The America Cable Association has told the FCC that its Sec. 706 review of whether advanced telecommunications is being deployed in a reasonable and timely manner should exclude hurricanes and other natural disasters.
That came in comments for the FCC's next Sec. 706 reports and as the Carolinas are still reeling from the impact of Hurricane Florence.
"A loss of broadband infrastructure in an area as the direct result of natural disaster sheds no light on whether efforts to deploy broadband to the area have been reasonable or timely," ACA said. "The Commission should exclude storm-damaged regions from its overall deployment findings as it did in its previous report, while reporting separately on progress to restore broadband availability in such regions. This approach will best allow the Commission to measure consistently whether 'reasonable and timely' deployment is occurring year to year. At the very least, any determination whether deployment to a disaster-affected area is “reasonable and timely” must account for the tireless efforts undertaken to reconstruct damaged facilities and restore service in the wake of major disasters."
According to the Communications Act, if the FCC concludes that deployment is not reasonable and timely, it is empowered to regulate to make it so, including potentially rate regulation.
Under past Democratic chairs, the FCC concluded that because advanced telecom was not available to everyone, it was not being deployed to "all Americans" in a reasonable and timely fashion." But new FCC chair Ajit Pai was always critical of that "all or nothing" (or at least "all or insufficient") view of deployment under his predecessors and is taking a different tack, which is fine with ACA.
"ACA agrees with the Commission that the phrasing of Section 706 supports a “progress-based” approach to its annual inquiry on broadband deployment.

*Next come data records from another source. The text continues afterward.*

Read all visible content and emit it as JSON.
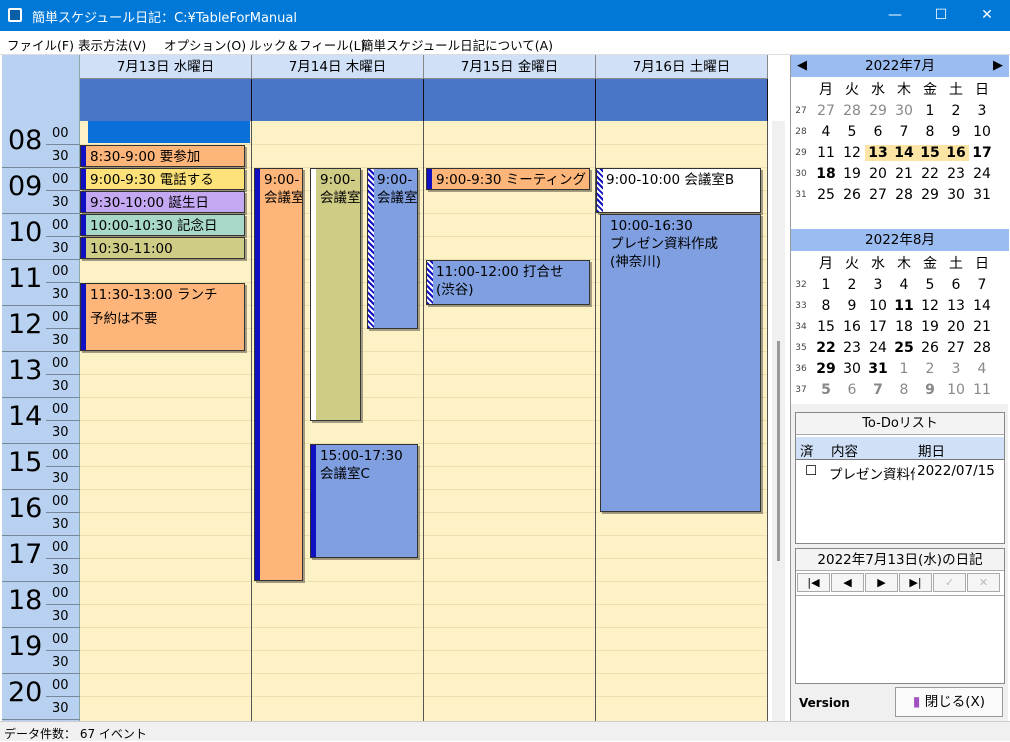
{
  "window": {
    "title": "簡単スケジュール日記：C:¥TableForManual",
    "min": "—",
    "max": "☐",
    "close": "✕"
  },
  "menu": [
    "ファイル(F)",
    "表示方法(V)",
    "オプション(O)",
    "ルック＆フィール(L)",
    "簡単スケジュール日記について(A)"
  ],
  "days": [
    {
      "label": "7月13日 水曜日"
    },
    {
      "label": "7月14日 木曜日"
    },
    {
      "label": "7月15日 金曜日"
    },
    {
      "label": "7月16日 土曜日"
    }
  ],
  "hours": [
    "08",
    "09",
    "10",
    "11",
    "12",
    "13",
    "14",
    "15",
    "16",
    "17",
    "18",
    "19",
    "20"
  ],
  "minutes": [
    "00",
    "30"
  ],
  "events": {
    "d0_a": "8:30-9:00 要参加",
    "d0_b": "9:00-9:30 電話する",
    "d0_c": "9:30-10:00 誕生日",
    "d0_d": "10:00-10:30 記念日",
    "d0_e": "10:30-11:00",
    "d0_f1": "11:30-13:00 ランチ",
    "d0_f2": "予約は不要",
    "d1_a1": "9:00-",
    "d1_a2": "会議室",
    "d1_b1": "9:00-",
    "d1_b2": "会議室",
    "d1_c1": "9:00-",
    "d1_c2": "会議室",
    "d1_d1": "15:00-17:30",
    "d1_d2": "会議室C",
    "d2_a": "9:00-9:30 ミーティング",
    "d2_b1": "11:00-12:00 打合せ",
    "d2_b2": "(渋谷)",
    "d3_a": "9:00-10:00 会議室B",
    "d3_b1": "10:00-16:30",
    "d3_b2": "プレゼン資料作成",
    "d3_b3": "(神奈川)"
  },
  "colors": {
    "orange": "#fdb57a",
    "yellow": "#fde27a",
    "purple": "#c4a8f2",
    "teal": "#a8d8c8",
    "olive": "#cfcc86",
    "blue": "#7f9fe0",
    "white": "#ffffff",
    "grid": "#fdf2c6"
  },
  "july": {
    "title": "2022年7月",
    "prev": "◀",
    "next": "▶",
    "weekdays": [
      "月",
      "火",
      "水",
      "木",
      "金",
      "土",
      "日"
    ],
    "weeks": [
      {
        "wk": "27",
        "days": [
          "27",
          "28",
          "29",
          "30",
          "1",
          "2",
          "3"
        ]
      },
      {
        "wk": "28",
        "days": [
          "4",
          "5",
          "6",
          "7",
          "8",
          "9",
          "10"
        ]
      },
      {
        "wk": "29",
        "days": [
          "11",
          "12",
          "13",
          "14",
          "15",
          "16",
          "17"
        ]
      },
      {
        "wk": "30",
        "days": [
          "18",
          "19",
          "20",
          "21",
          "22",
          "23",
          "24"
        ]
      },
      {
        "wk": "31",
        "days": [
          "25",
          "26",
          "27",
          "28",
          "29",
          "30",
          "31"
        ]
      }
    ]
  },
  "august": {
    "title": "2022年8月",
    "weekdays": [
      "月",
      "火",
      "水",
      "木",
      "金",
      "土",
      "日"
    ],
    "weeks": [
      {
        "wk": "32",
        "days": [
          "1",
          "2",
          "3",
          "4",
          "5",
          "6",
          "7"
        ]
      },
      {
        "wk": "33",
        "days": [
          "8",
          "9",
          "10",
          "11",
          "12",
          "13",
          "14"
        ]
      },
      {
        "wk": "34",
        "days": [
          "15",
          "16",
          "17",
          "18",
          "19",
          "20",
          "21"
        ]
      },
      {
        "wk": "35",
        "days": [
          "22",
          "23",
          "24",
          "25",
          "26",
          "27",
          "28"
        ]
      },
      {
        "wk": "36",
        "days": [
          "29",
          "30",
          "31",
          "1",
          "2",
          "3",
          "4"
        ]
      },
      {
        "wk": "37",
        "days": [
          "5",
          "6",
          "7",
          "8",
          "9",
          "10",
          "11"
        ]
      }
    ]
  },
  "todo": {
    "title": "To-Doリスト",
    "col_done": "済",
    "col_content": "内容",
    "col_due": "期日",
    "rows": [
      {
        "check": "☐",
        "content": "プレゼン資料作",
        "due": "2022/07/15"
      }
    ]
  },
  "diary": {
    "title": "2022年7月13日(水)の日記",
    "first": "|◀",
    "prev": "◀",
    "next": "▶",
    "last": "▶|"
  },
  "footer": {
    "version": "Version",
    "close": "閉じる(X)"
  },
  "status": "データ件数： 67 イベント"
}
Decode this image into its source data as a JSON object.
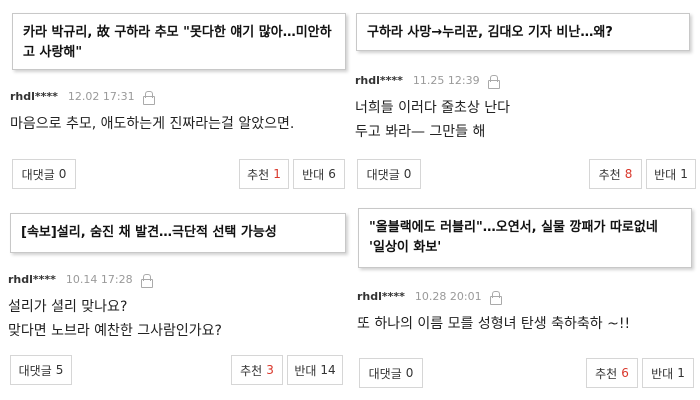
{
  "comments": [
    {
      "title": "카라 박규리, 故 구하라 추모 \"못다한 얘기 많아…미안하고 사랑해\"",
      "title_line1": "카라 박규리, 故 구하라 추모 \"못다한 얘기 많아…미안하",
      "title_line2": "고 사랑해\"",
      "user": "rhdl****",
      "time": "12.02 17:31",
      "lines": [
        "마음으로 추모, 애도하는게 진짜라는걸 알았으면."
      ],
      "reply_label": "대댓글",
      "reply_count": "0",
      "like_label": "추천",
      "like_count": "1",
      "dislike_label": "반대",
      "dislike_count": "6"
    },
    {
      "title": "구하라 사망→누리꾼, 김대오 기자 비난…왜?",
      "user": "rhdl****",
      "time": "11.25 12:39",
      "lines": [
        "너희들 이러다 줄초상 난다",
        "두고 봐라— 그만들 해"
      ],
      "reply_label": "대댓글",
      "reply_count": "0",
      "like_label": "추천",
      "like_count": "8",
      "dislike_label": "반대",
      "dislike_count": "1"
    },
    {
      "title": "[속보]설리, 숨진 채 발견…극단적 선택 가능성",
      "user": "rhdl****",
      "time": "10.14 17:28",
      "lines": [
        "설리가 셜리 맞나요?",
        "맞다면 노브라 예찬한 그사람인가요?"
      ],
      "reply_label": "대댓글",
      "reply_count": "5",
      "like_label": "추천",
      "like_count": "3",
      "dislike_label": "반대",
      "dislike_count": "14"
    },
    {
      "title": "\"올블랙에도 러블리\"…오연서, 실물 깡패가 따로없네 '일상이 화보'",
      "title_line1": "\"올블랙에도 러블리\"…오연서, 실물 깡패가 따로없네",
      "title_line2": "'일상이 화보'",
      "user": "rhdl****",
      "time": "10.28 20:01",
      "lines": [
        "또 하나의 이름 모를 성형녀 탄생 축하축하 ~!!"
      ],
      "reply_label": "대댓글",
      "reply_count": "0",
      "like_label": "추천",
      "like_count": "6",
      "dislike_label": "반대",
      "dislike_count": "1"
    }
  ],
  "colors": {
    "like_count": "#d9372b",
    "border": "#c8c8c8",
    "meta": "#9a9a9a"
  },
  "icons": {
    "privacy": "lock-icon"
  }
}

Whether broadband 'is being deployed to all Americans in a reasonable and timely fashion' is clearly a question of progress over time, one that reasonably incorporates some prediction of how current policies will affect future deployment.